Juniore brought their eclectic brand of French pop to the Shipping Forecast for a Liverpool first and Getintothis’ Peter Goodbody had his eyes opened by a band that lived up to the hype.
We’ll admit to coming into this one pretty blind, knowing little of Juniore save some advertising spiel on this event’s Facebook page.
Add into the mix the sweeping generalisation that French music tends not to travel too well, at least over the channel. There are exceptions, of course – Air, Daft Punk – but not many.
We were promised “… a quite brilliant group from Paris who’ve got a couple of beautiful records in the bag”. Not that helpful, really.
“Bon soir. We are Juniore and this is our first time in Liverpool”. And immediately we are taken, not to Paris, but a Lou Reed, New York Sweet Jane riff as the band kick off with En Cavale, the last track of recent issue Ouh là là and a seven plus minutes garagey, punk pop statement of intent.
The trio – guitar, drums and a masked Star Trek keyboard player are, well we’re not quite sure. There’s more pace and heavier guitar and drums than we’re expecting. This is not Europop by any stretch of the imagination, although it’s catchy and there’s a kind of Je ne sais quoi about the proceedings. In a good way. It’s hard to pigeonhole. But being able to do that isn’t necessarily a virtue anyway.
Later songs in the set have a more Gallic feel about them. There’s echoes of Serge Gainsbourg, perhaps not surprisingly, but we also get glimpses of influences as diverse as Kurt Weill and The Cramps (that garage thing again) along with a touch of Nouvelle Vague thrown in for good measure.
It’s hard to tell if the audience was any more knowledgeable about the band than we were before we arrived, but it was a decent sized crowd and they appeared well impressed what was unfolding before them.

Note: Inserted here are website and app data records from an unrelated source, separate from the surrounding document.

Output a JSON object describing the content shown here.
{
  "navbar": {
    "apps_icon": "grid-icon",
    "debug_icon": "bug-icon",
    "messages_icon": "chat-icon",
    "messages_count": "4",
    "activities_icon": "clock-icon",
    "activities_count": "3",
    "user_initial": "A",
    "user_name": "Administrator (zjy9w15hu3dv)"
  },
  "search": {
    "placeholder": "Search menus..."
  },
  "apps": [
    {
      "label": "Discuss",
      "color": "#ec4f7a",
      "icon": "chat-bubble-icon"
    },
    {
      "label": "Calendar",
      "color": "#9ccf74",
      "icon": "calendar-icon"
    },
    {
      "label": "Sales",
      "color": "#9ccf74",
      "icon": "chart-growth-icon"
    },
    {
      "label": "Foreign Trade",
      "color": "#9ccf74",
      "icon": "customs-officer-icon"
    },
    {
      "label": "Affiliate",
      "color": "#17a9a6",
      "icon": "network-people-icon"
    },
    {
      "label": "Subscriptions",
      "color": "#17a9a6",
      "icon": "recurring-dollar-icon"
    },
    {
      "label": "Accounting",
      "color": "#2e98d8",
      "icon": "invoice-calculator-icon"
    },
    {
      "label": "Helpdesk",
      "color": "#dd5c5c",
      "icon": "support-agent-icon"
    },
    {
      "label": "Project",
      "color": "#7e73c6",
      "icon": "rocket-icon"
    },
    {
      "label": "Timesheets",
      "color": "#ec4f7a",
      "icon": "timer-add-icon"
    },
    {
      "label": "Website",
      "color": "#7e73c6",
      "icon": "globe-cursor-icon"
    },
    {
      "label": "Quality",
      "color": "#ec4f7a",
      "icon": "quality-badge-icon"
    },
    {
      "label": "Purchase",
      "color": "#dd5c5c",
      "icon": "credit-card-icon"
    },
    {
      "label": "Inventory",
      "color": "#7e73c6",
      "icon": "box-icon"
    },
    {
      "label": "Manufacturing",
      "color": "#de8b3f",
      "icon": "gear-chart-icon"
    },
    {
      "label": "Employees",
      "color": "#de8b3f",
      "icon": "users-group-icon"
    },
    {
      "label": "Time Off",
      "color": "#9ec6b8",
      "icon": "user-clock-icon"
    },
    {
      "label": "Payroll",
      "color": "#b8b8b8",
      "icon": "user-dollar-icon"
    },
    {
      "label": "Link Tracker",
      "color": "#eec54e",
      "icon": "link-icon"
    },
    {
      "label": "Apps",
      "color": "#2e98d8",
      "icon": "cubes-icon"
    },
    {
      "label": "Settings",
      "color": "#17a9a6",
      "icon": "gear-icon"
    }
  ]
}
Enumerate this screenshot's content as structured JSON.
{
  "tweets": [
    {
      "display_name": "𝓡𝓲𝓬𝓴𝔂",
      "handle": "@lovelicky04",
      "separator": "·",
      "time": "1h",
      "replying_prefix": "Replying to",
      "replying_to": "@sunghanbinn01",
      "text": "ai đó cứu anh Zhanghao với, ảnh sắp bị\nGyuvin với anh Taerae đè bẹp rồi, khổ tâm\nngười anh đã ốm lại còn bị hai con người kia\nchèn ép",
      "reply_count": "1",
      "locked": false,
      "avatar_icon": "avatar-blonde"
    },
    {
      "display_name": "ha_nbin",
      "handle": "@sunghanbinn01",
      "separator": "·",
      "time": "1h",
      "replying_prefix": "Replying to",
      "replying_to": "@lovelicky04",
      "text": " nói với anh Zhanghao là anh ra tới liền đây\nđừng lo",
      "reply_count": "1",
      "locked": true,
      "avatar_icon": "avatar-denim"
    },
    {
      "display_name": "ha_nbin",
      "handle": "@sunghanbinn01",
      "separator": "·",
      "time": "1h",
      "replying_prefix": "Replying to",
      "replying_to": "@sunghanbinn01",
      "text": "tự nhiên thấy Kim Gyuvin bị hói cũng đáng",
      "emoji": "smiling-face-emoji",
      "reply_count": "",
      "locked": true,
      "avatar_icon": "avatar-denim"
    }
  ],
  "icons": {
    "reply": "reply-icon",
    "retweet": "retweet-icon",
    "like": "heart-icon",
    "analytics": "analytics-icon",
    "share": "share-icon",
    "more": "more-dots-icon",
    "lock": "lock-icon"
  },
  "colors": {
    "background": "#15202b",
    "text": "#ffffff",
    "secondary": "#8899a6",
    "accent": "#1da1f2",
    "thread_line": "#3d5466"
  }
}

So, nice work, Juniore, you impressed Liverpool at least.
We’ve since listened to the band’s releases on our iPod and we get why they were plugged as described above on this gig’s event page on Facebook. But, as is so often the case, the live experience is a very different animal and they produced a much more powerful gig than may be expected by anyone who only knows their recorded output.
In a first for us, Juniore have branded packs of crayons for sale on the merch stand. This maybe the best metaphor for this band. Colour in your own narrative and make of it as you will. It’s part art, part band, part music, part theatre, part Threepenny Opera. It’s all quite confusing, even more so when we see the band rotate their instruments, so the masked keyboard player becomes the guitarist and so on, but we can live with that. The world is a confusing place right now. Juniore fit right in.
Support act Hannah and the Wick Effect are building a strong following and The Shipping Forecast basement is busy when they strike up. We wonder whether Hannah brought in more people than would have done Juniore on their own, such is their draw. Jangly, edgy guitar driven indie / psych pop. Hannah’s voice is strong and effective, especially on slower numbers such as Birthday Song.
There’s a Lindi Ortega kind of twang rustling around in the background at least to start with. “Right, I’m going to do one by myself now. This song’s called Is it the Worst? Hope it’s not” quips Hannah before giving us a haunting ballad, with no more guitar than needed and that voice put to work again.
Penultimate tune, Thursday, being apt for the occasion, is perhaps the heaviest of the set tonight and gets a few heads bobbing along. But the last song, Stripe, is the band’s showpiece. Starting slowly and building into a prog rock masterpiece. It’s a powerful end to the set.
This was an accomplished set from a band that seems to be growing in quality and the confidence to go with it. There was more than one comment we heard to the effect Hannah has one of the best new bands in Liverpool right now. That may depend on where you set your parameters, but there’s no dispute, they’re good.
Merseyrail Sound Station alumnus, Niki Kand, was first on stage tonight. Another first for us and we were rewarded with soft, textured, layered pop from her electric piano and absolutely lovely voice. She has a song called Day Dreamer, which is nothing like the other song of the same name. It was a short 20 minute set, but we hope to see more of her. There’s a definite catchy edge to some of the songs that sets her apart.
All round it was a classy evening.
Images by Getintothis’ John Middleton